Pragya Thakur, the saffron-clad BJP MP from Bhopal, is back in the limelight following her nomination to the parliamentary consultative committee on defence. The Congress has termed it an insult “to our nation’s defence forces, to our nation’s esteemed parliamentarians and to every Indian”. The Opposition contends that Thakur is a dismal choice for the defence panel since she faces trial in the 2008 Malegaon blasts case, in which six people were killed. The ruling party is yet to respond to the criticism.
However, the controversy has drawn attention yet again to the action the BJP promised to take against her — and did not take — following her deeply offensive remarks in support of Nathuram Godse, the assassin of Mahatma Gandhi.
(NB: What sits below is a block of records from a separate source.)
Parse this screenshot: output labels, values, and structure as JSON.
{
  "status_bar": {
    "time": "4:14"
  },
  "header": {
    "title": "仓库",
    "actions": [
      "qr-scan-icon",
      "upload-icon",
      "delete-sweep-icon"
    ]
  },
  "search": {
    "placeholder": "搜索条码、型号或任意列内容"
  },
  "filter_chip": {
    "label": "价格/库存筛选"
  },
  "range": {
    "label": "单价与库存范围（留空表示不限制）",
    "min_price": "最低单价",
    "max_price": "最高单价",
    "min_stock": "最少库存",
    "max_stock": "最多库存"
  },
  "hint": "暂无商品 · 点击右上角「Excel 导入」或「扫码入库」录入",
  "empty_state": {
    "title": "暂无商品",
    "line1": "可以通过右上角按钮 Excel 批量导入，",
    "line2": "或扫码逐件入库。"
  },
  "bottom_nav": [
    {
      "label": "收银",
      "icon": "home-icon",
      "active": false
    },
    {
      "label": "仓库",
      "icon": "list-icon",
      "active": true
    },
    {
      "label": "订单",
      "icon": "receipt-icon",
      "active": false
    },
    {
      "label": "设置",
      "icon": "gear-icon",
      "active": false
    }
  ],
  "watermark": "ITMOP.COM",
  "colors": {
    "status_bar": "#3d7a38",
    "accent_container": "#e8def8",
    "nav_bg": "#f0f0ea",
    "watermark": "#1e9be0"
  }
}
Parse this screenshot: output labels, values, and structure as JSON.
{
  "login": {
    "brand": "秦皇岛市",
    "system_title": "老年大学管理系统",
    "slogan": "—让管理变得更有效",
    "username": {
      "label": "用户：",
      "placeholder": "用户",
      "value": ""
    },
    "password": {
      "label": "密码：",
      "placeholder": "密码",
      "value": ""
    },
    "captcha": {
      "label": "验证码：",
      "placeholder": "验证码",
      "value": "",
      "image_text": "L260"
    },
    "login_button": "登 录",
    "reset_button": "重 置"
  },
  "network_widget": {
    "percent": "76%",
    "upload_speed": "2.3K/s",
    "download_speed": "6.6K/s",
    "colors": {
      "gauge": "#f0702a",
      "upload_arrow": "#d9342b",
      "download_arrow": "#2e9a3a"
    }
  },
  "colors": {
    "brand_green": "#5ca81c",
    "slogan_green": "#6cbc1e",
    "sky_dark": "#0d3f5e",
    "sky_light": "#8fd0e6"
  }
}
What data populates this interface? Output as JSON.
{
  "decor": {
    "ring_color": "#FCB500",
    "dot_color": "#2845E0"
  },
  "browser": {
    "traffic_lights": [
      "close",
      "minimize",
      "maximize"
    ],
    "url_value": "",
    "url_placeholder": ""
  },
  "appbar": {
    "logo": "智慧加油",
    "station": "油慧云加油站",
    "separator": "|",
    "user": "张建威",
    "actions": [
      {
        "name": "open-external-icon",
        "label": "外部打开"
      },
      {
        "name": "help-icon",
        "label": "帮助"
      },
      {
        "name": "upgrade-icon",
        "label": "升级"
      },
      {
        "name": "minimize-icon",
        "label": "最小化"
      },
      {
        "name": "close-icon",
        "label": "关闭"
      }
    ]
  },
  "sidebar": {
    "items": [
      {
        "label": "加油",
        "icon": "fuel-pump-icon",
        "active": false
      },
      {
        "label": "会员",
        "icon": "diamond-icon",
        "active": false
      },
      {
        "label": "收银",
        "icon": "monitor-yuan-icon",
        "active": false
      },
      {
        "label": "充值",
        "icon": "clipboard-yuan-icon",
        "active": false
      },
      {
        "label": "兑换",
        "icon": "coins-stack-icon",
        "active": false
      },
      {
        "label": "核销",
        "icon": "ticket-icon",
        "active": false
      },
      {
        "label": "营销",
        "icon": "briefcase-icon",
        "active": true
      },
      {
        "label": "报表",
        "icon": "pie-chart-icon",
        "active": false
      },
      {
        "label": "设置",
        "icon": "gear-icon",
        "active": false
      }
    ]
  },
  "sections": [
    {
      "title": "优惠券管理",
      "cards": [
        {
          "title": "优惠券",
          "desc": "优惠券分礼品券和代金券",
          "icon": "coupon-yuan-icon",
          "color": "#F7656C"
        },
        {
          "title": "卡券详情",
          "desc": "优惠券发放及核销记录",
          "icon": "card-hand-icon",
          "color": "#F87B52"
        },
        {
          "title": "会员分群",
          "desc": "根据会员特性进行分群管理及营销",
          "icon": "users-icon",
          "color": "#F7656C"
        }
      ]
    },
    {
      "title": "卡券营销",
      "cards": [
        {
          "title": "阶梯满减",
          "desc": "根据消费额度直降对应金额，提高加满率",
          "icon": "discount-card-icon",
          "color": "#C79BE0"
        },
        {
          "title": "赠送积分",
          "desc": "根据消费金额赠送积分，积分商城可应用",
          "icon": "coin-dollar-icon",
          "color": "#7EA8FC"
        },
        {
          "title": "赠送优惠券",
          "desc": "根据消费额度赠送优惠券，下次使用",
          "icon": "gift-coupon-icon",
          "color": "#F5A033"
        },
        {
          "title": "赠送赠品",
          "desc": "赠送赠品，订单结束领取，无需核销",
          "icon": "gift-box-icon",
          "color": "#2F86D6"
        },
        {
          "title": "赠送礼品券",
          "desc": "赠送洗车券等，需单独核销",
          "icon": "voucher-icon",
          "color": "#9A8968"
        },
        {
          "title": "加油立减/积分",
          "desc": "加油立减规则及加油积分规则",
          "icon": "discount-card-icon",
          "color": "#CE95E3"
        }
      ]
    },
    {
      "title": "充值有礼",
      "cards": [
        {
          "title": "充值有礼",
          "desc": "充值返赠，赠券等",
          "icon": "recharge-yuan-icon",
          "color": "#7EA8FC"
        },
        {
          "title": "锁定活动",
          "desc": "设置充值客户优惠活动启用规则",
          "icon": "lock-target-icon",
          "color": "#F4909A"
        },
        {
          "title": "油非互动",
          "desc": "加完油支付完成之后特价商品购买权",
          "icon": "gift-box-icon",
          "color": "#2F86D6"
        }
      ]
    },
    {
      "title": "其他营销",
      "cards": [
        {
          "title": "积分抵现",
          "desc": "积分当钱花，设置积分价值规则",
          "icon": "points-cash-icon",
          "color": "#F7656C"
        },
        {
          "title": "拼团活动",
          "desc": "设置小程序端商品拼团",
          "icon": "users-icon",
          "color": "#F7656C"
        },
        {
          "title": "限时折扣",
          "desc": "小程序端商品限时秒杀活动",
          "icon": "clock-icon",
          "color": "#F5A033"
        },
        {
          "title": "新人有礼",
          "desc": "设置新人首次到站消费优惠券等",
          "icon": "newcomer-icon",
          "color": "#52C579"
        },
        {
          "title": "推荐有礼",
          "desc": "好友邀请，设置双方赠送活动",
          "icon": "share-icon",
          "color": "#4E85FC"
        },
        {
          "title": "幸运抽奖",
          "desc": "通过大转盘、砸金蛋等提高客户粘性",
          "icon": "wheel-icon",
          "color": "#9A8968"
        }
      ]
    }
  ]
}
Campaigning in Bhopal during the general election earlier this year, Thakur had said that “Nathuram Godse was a patriot, is a patriot, and will remain a patriot. those who call him a terrorist should look within. they will get a reply in this election”. She found support from at least two BJP MPs from Karnataka, Union minister Anantkumar Hegde and Nalin Kumar Kateel. Following widespread outrage, the party made her withdraw the statement and apologise. BJP president Amit Shah said he had initiated disciplinary action, and Prime Minister Narendra Modi stated that he would not be able to forgive Thakur for her remarks insulting Gandhi. Of course, the promised disciplinary action never happened. But Thakur went on to call Jawaharlal Nehru a “criminal” and attributed the death of decorated police officer Hemant Karkare during the 26/11 terror strike to her “curse”.
Members of Parliament are nominated by the ministry of parliamentary affairs to consultative panels, which, unlike standing committees, have a minimal role in influencing policies, on the recommendation of their respective parties. All legislators are likely to make it to some parliamentary panel or the other on the basis of being an MP, and as per their preference. In the case of Thakur, however, the BJP seems caught in a predicament of its own making. It first offered a ticket to Parliament to a person who stands accused of a grave crime and who has, at the very least, shown no respect for the democratic process. And then it has done nothing to follow up on its own top leaders’ public criticism of Thakur. The presence of Pragya Thakur MP in Parliament, and now on a parliamentary panel, can be seen as a reproach to a party that has sworn to uphold the Constitution, in letter and in spirit.